Me:Will the demise of newspapers (which I see too much evidence of, but which I hope will still somehow be avoidable) have an effect on your writing?

Mary: Yes.

Me:I know you do other kinds of writing. How do you decide what idea will become poem, what will become an essay, what will become a novel for teens?

Mary: The poems have everything to do with language. Sometimes when the idea in the poem is bigger than the language, it will turn into an essay. Ideas for teen novels only come to me when I’m in church about to take communion. It’s some kind of rule.
** Editors note: Mary is currently working on two such novels.

Me:Some of your poems can be quite disturbing, yet you come across as calm, well-adjusted, and, of course, funny. Is there a side we're missing?

Mary: Last year, when I asked my daughter why she was so well-behaved at school and so difficult at home, she wailed, “Where am I supposed to get my bad out?”
That’s pretty much how I feel about poetry. Gotta get my bad out somewhere.

Tangent Alert! Me: I'm going to take this opportunity to link to my friend Sarah Petruziello's art work. Sarah's another person who comes off as even-tempered and funny in person (because she is) but when you look at her art you get another picture entirely. Back to Mary:

Me:Do you have a favorite poem in here?
Mary: Is that a trick question? Isn’t this when King Solomon stands up and says, “She’s not the real poet, because any real poet would never let her poems be so divided!”
So, yeah, they’re all my babies. Even the bad ones.

Me:How did you decide what was a "collection?"

Mary: Hard question. Stupid answer: I tried to put things where they fit and take out what didn’t fit. That, and I had to have an even number of poems in each section.
I really try not to be compulsive, and for the most part I succeed.

Me: Can you remember the first poem you ever loved?

Mary: I remember loving e.e. cumming when I was pretty young. "anyone lived in a pretty how town" and "somewhere i have never travelled." I liked how those poems flew in the face of what I'd been taught poetry was supposed to be--which was basically those shape poems made up of adjectives in a triangle. I also remember reading from my dad's copy of Wallace Stevens a poem called "The Creations of Sound" that just blew me away. I didn't understand it, but the words had their own power, beyond understanding. It starts "If the poetry of X was music, / So that it came to him of its own, /Without understanding, out of the wall...." I mean, how can you not love something that starts like that?

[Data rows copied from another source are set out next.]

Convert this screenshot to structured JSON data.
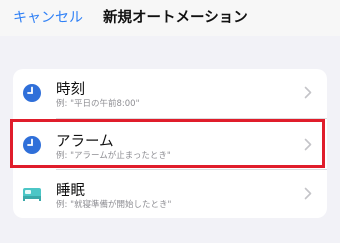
{
  "navbar": {
    "cancel_label": "キャンセル",
    "title": "新規オートメーション"
  },
  "rows": [
    {
      "title": "時刻",
      "subtitle": "例: \"平日の午前8:00\"",
      "icon": "clock-icon"
    },
    {
      "title": "アラーム",
      "subtitle": "例: \"アラームが止まったとき\"",
      "icon": "alarm-clock-icon"
    },
    {
      "title": "睡眠",
      "subtitle": "例: \"就寝準備が開始したとき\"",
      "icon": "bed-icon"
    }
  ],
  "colors": {
    "accent": "#2f80f6",
    "highlight": "#e01d2b",
    "clock": "#2f6fd9",
    "bed": "#4cc6c6"
  }
}
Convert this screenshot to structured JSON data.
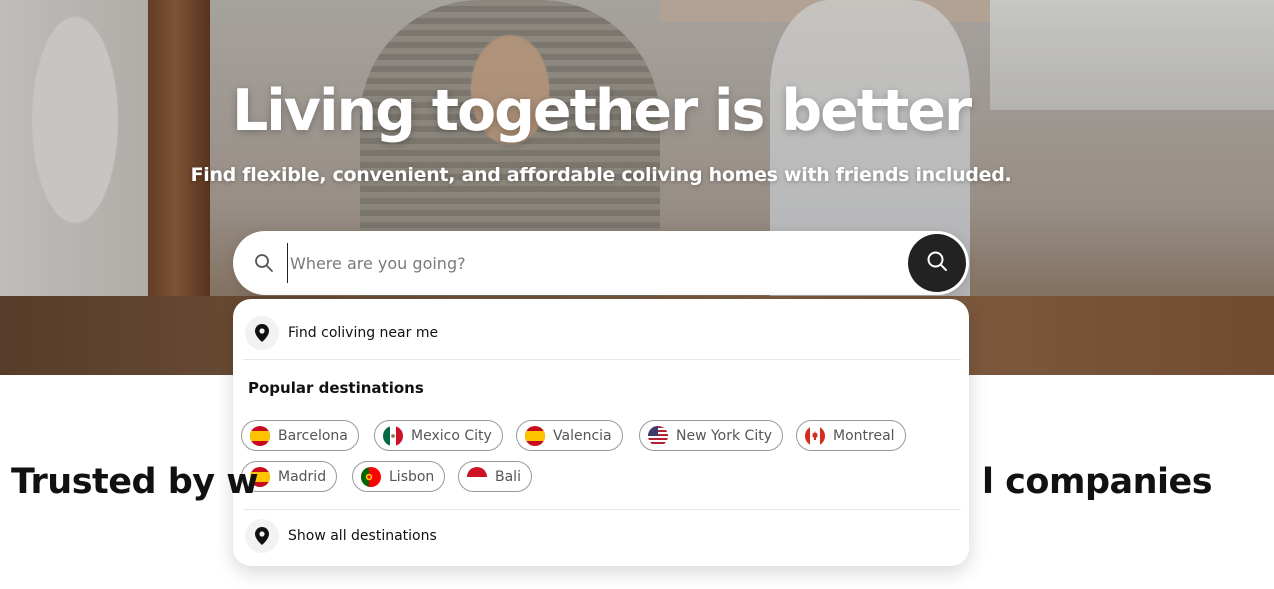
{
  "hero": {
    "title": "Living together is better",
    "subtitle": "Find flexible, convenient, and affordable coliving homes with friends included."
  },
  "search": {
    "placeholder": "Where are you going?",
    "value": "",
    "leading_icon": "search-icon",
    "submit_icon": "search-icon"
  },
  "dropdown": {
    "near_me_label": "Find coliving near me",
    "near_me_icon": "location-pin-icon",
    "popular_title": "Popular destinations",
    "destinations": [
      {
        "name": "Barcelona",
        "flag": "spain"
      },
      {
        "name": "Mexico City",
        "flag": "mexico"
      },
      {
        "name": "Valencia",
        "flag": "spain"
      },
      {
        "name": "New York City",
        "flag": "usa"
      },
      {
        "name": "Montreal",
        "flag": "canada"
      },
      {
        "name": "Madrid",
        "flag": "spain"
      },
      {
        "name": "Lisbon",
        "flag": "portugal"
      },
      {
        "name": "Bali",
        "flag": "indonesia"
      }
    ],
    "show_all_label": "Show all destinations",
    "show_all_icon": "location-pin-icon"
  },
  "trusted": {
    "left_text": "Trusted by w",
    "right_text": "l companies"
  },
  "colors": {
    "accent_dark": "#222222",
    "chip_border": "#9a9a9a",
    "text_primary": "#111111"
  }
}
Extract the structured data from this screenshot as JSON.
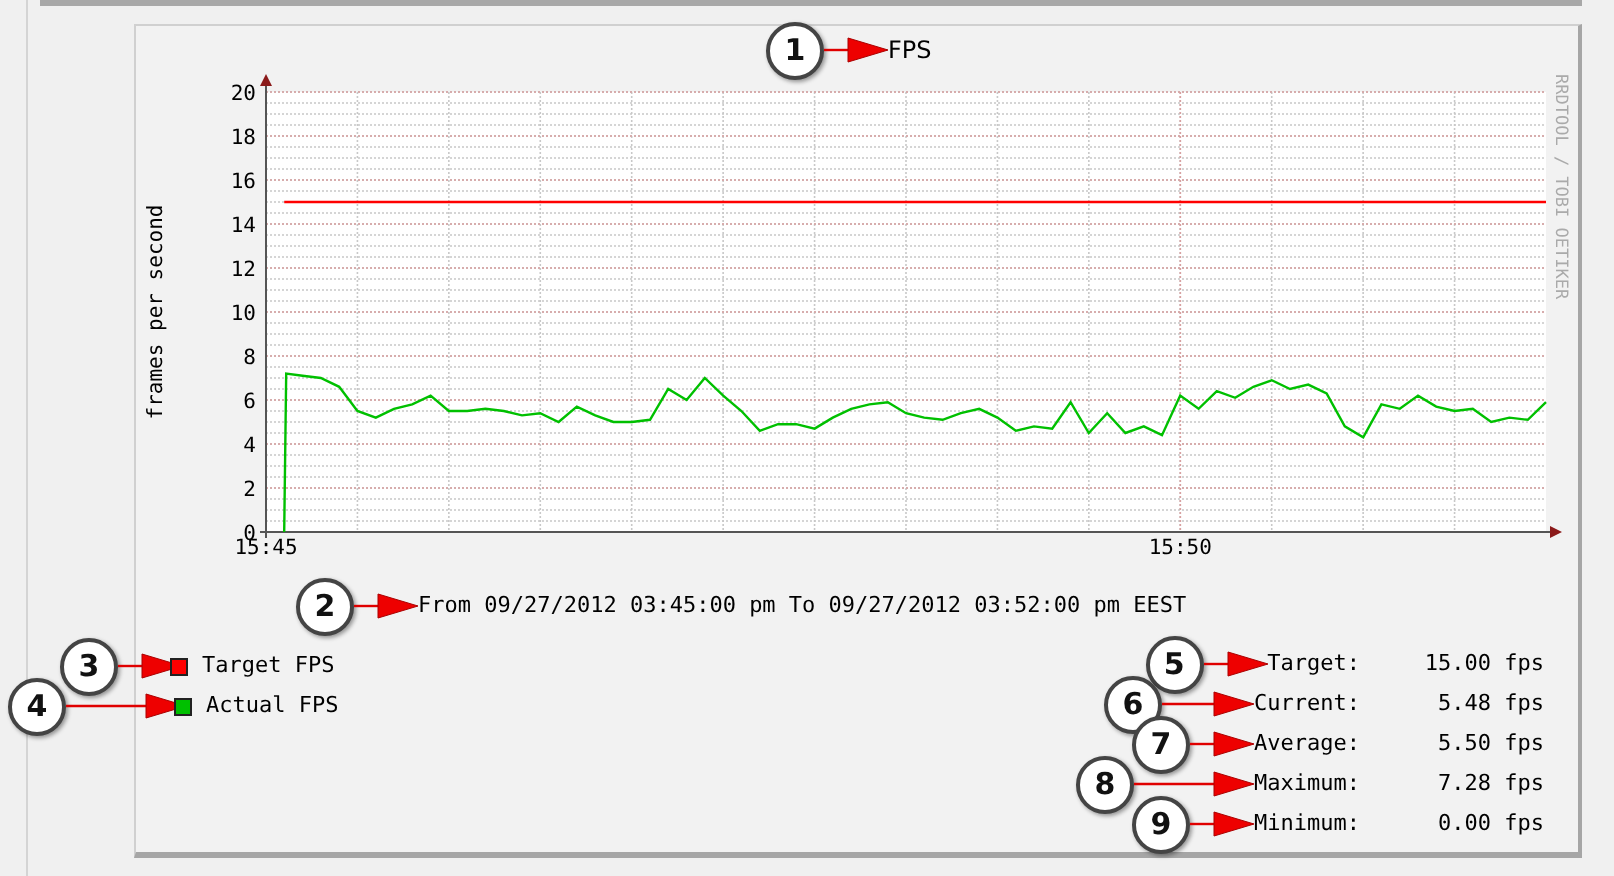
{
  "graph": {
    "title_callout": "1",
    "credit": "RRDTOOL / TOBI OETIKER",
    "chart_data": {
      "type": "line",
      "grid": true,
      "title": "FPS",
      "ylabel": "frames per second",
      "xlim": [
        945,
        952
      ],
      "ylim": [
        0,
        20
      ],
      "xticks": [
        {
          "value": 945,
          "label": "15:45"
        },
        {
          "value": 950,
          "label": "15:50"
        }
      ],
      "yticks": [
        0,
        2,
        4,
        6,
        8,
        10,
        12,
        14,
        16,
        18,
        20
      ],
      "x": [
        945.1,
        945.11,
        945.2,
        945.3,
        945.4,
        945.5,
        945.6,
        945.7,
        945.8,
        945.9,
        946.0,
        946.1,
        946.2,
        946.3,
        946.4,
        946.5,
        946.6,
        946.7,
        946.8,
        946.9,
        947.0,
        947.1,
        947.2,
        947.3,
        947.4,
        947.5,
        947.6,
        947.7,
        947.8,
        947.9,
        948.0,
        948.1,
        948.2,
        948.3,
        948.4,
        948.5,
        948.6,
        948.7,
        948.8,
        948.9,
        949.0,
        949.1,
        949.2,
        949.3,
        949.4,
        949.5,
        949.6,
        949.7,
        949.8,
        949.9,
        950.0,
        950.1,
        950.2,
        950.3,
        950.4,
        950.5,
        950.6,
        950.7,
        950.8,
        950.9,
        951.0,
        951.1,
        951.2,
        951.3,
        951.4,
        951.5,
        951.6,
        951.7,
        951.8,
        951.9,
        952.0
      ],
      "series": [
        {
          "name": "Target FPS",
          "color": "#ff0000",
          "values": [
            15,
            15,
            15,
            15,
            15,
            15,
            15,
            15,
            15,
            15,
            15,
            15,
            15,
            15,
            15,
            15,
            15,
            15,
            15,
            15,
            15,
            15,
            15,
            15,
            15,
            15,
            15,
            15,
            15,
            15,
            15,
            15,
            15,
            15,
            15,
            15,
            15,
            15,
            15,
            15,
            15,
            15,
            15,
            15,
            15,
            15,
            15,
            15,
            15,
            15,
            15,
            15,
            15,
            15,
            15,
            15,
            15,
            15,
            15,
            15,
            15,
            15,
            15,
            15,
            15,
            15,
            15,
            15,
            15,
            15,
            15
          ]
        },
        {
          "name": "Actual FPS",
          "color": "#00c000",
          "values": [
            0,
            7.2,
            7.1,
            7.0,
            6.6,
            5.5,
            5.2,
            5.6,
            5.8,
            6.2,
            5.5,
            5.5,
            5.6,
            5.5,
            5.3,
            5.4,
            5.0,
            5.7,
            5.3,
            5.0,
            5.0,
            5.1,
            6.5,
            6.0,
            7.0,
            6.2,
            5.5,
            4.6,
            4.9,
            4.9,
            4.7,
            5.2,
            5.6,
            5.8,
            5.9,
            5.4,
            5.2,
            5.1,
            5.4,
            5.6,
            5.2,
            4.6,
            4.8,
            4.7,
            5.9,
            4.5,
            5.4,
            4.5,
            4.8,
            4.4,
            6.2,
            5.6,
            6.4,
            6.1,
            6.6,
            6.9,
            6.5,
            6.7,
            6.3,
            4.8,
            4.3,
            5.8,
            5.6,
            6.2,
            5.7,
            5.5,
            5.6,
            5.0,
            5.2,
            5.1,
            5.9
          ]
        }
      ]
    }
  },
  "period": {
    "callout": "2",
    "text": "From 09/27/2012 03:45:00 pm To 09/27/2012 03:52:00 pm EEST"
  },
  "legend": [
    {
      "callout": "3"
    },
    {
      "callout": "4"
    }
  ],
  "stats": [
    {
      "callout": "5",
      "label": "Target:",
      "value": "15.00 fps"
    },
    {
      "callout": "6",
      "label": "Current:",
      "value": "5.48 fps"
    },
    {
      "callout": "7",
      "label": "Average:",
      "value": "5.50 fps"
    },
    {
      "callout": "8",
      "label": "Maximum:",
      "value": "7.28 fps"
    },
    {
      "callout": "9",
      "label": "Minimum:",
      "value": "0.00 fps"
    }
  ]
}
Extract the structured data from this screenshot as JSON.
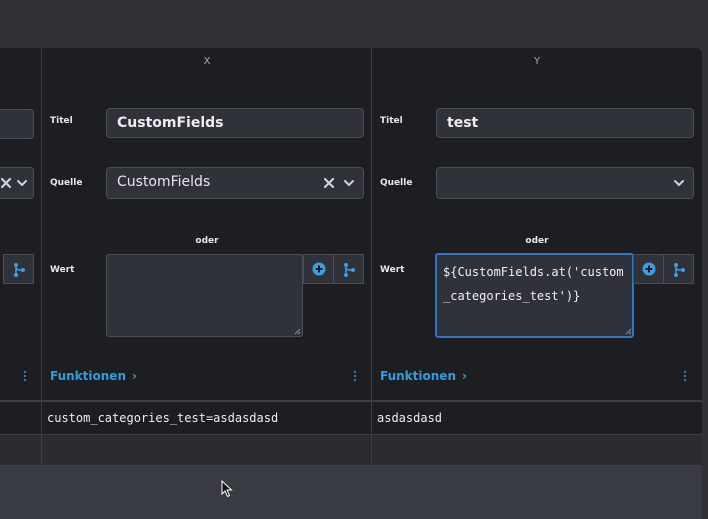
{
  "columns": [
    {
      "header": "X"
    },
    {
      "header": "Y"
    }
  ],
  "labels": {
    "titel": "Titel",
    "quelle": "Quelle",
    "wert": "Wert",
    "oder": "oder",
    "funktionen": "Funktionen"
  },
  "col_x": {
    "titel_value": "CustomFields",
    "quelle_value": "CustomFields",
    "wert_value": ""
  },
  "col_y": {
    "titel_value": "test",
    "quelle_value": "",
    "wert_value": "${CustomFields.at('custom_categories_test')}"
  },
  "results": {
    "row1": {
      "x": "custom_categories_test=asdasdasd",
      "y": "asdasdasd"
    }
  },
  "colors": {
    "accent": "#2b9fe0",
    "focus_border": "#2f74c6",
    "panel_bg": "#1c1e22",
    "field_bg": "#2f3238"
  }
}
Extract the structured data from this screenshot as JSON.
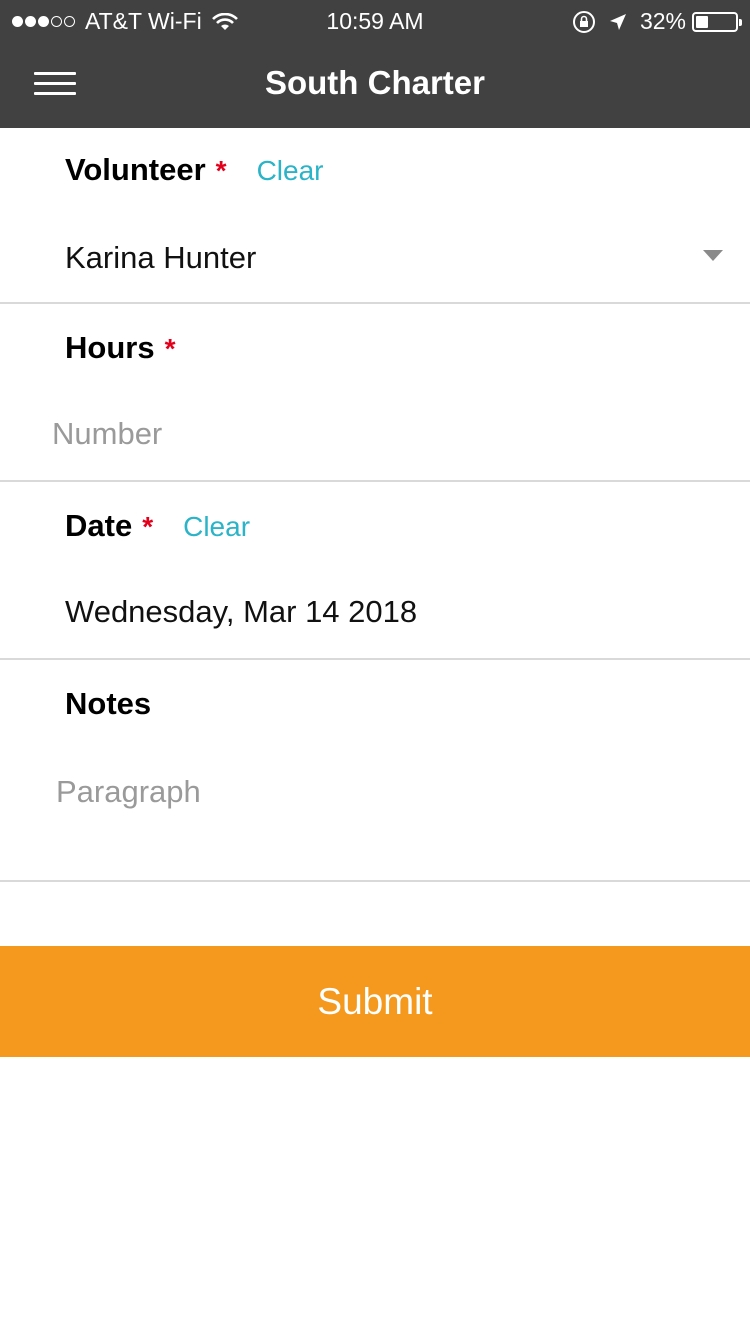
{
  "status_bar": {
    "carrier": "AT&T Wi-Fi",
    "time": "10:59 AM",
    "battery_percent": "32%",
    "battery_level": 0.32,
    "signal_bars_filled": 3,
    "signal_bars_total": 5
  },
  "nav": {
    "title": "South Charter",
    "menu_icon": "hamburger-menu-icon"
  },
  "form": {
    "volunteer": {
      "label": "Volunteer",
      "required_mark": "*",
      "clear_label": "Clear",
      "value": "Karina Hunter"
    },
    "hours": {
      "label": "Hours",
      "required_mark": "*",
      "placeholder": "Number",
      "value": ""
    },
    "date": {
      "label": "Date",
      "required_mark": "*",
      "clear_label": "Clear",
      "value": "Wednesday, Mar 14 2018"
    },
    "notes": {
      "label": "Notes",
      "placeholder": "Paragraph",
      "value": ""
    }
  },
  "submit_label": "Submit",
  "colors": {
    "header_bg": "#414141",
    "accent_link": "#2bb3c7",
    "required": "#e3001b",
    "submit_bg": "#f4991e"
  }
}
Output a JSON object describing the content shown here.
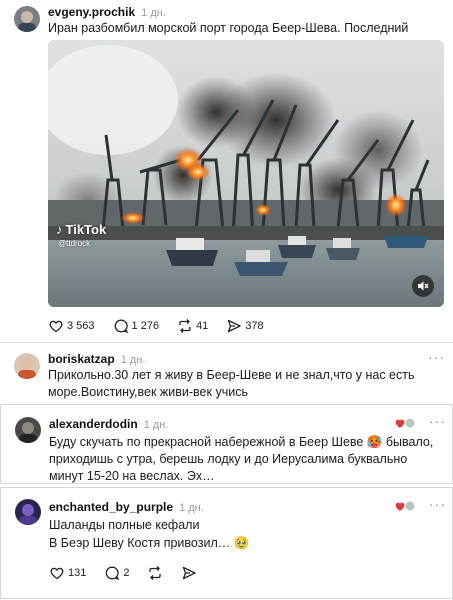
{
  "post": {
    "username": "evgeny.prochik",
    "time": "1 дн.",
    "text": "Иран разбомбил морской порт города Беер-Шева. Последний оплот пал.",
    "video_watermark": "TikTok",
    "video_handle": "@ttdrock",
    "likes": "3 563",
    "comments": "1 276",
    "reposts": "41",
    "shares": "378"
  },
  "replies": [
    {
      "username": "boriskatzap",
      "time": "1 дн.",
      "text": "Прикольно.30 лет я живу в Беер-Шеве и не знал,что у нас есть море.Воистину,век живи-век учись"
    },
    {
      "username": "alexanderdodin",
      "time": "1 дн.",
      "text": "Буду скучать по прекрасной набережной в Беер Шеве 🥵 бывало, приходишь с утра, берешь лодку и до Иерусалима буквально минут 15-20 на веслах. Эх…"
    },
    {
      "username": "enchanted_by_purple",
      "time": "1 дн.",
      "text_line1": "Шаланды полные кефали",
      "text_line2": "В Беэр Шеву Костя привозил… 🥹",
      "likes": "131",
      "comments": "2"
    }
  ],
  "icons": {
    "like": "heart-icon",
    "comment": "comment-bubble-icon",
    "repost": "repost-icon",
    "share": "send-icon",
    "more": "more-dots-icon",
    "mute": "speaker-muted-icon"
  },
  "colors": {
    "username": "#111111",
    "time": "#9a9a9a",
    "border": "#d8d8d8",
    "fire": "#ff6a13"
  }
}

And this from a gal who generally doesn't care for ars poetica.

Me:Can you remember the first poem you ever wrote?

Mary: I probably wrote stuff before this, but the first poem I remember writing was this epic in rhymed couplets about a little girl named Amy who worked with the ants of the world to save everyone from a nuclear catastrophe of some sort. I think I was eight, and I remember working and working on that poem--I think it was called "Amy and the Ants"--but I don't think I ever actually finished it. It was just too dang big.

Me:Who are some of your favorite poets, contemporary or ... not?
Mary:There are so many. The old great ones are usually great for a reason. I love W.B. Yeats, William Blake, Emily Dickinson, Walt Whitman, John Donne, Shakespeare (how surprising!). Then there’s Adrienne Rich, Elizabeth Bishop, Wallace Stevens, Wislawa Szymborska, Anna Akhmatova, Dorianne Laux, Li-Young Lee, Albert Goldbarth, Lee Upton, Russell Edson, Bob Hicok…. I could go on forever. But I won’t, I promise. I will however, put in a plug for some friends with books: Melanie Almeder, Adrian Blevins, Carol Guerrero-Murphy, Katherine Soniat, Adrienne Su, Cynthia Atkins and Mary Szybist are all fantastic. And thanks to amazon, they’re just a click away….

(As is Mary's book, of course!)

Thanks to Mary for her time. Thanks to you for yours!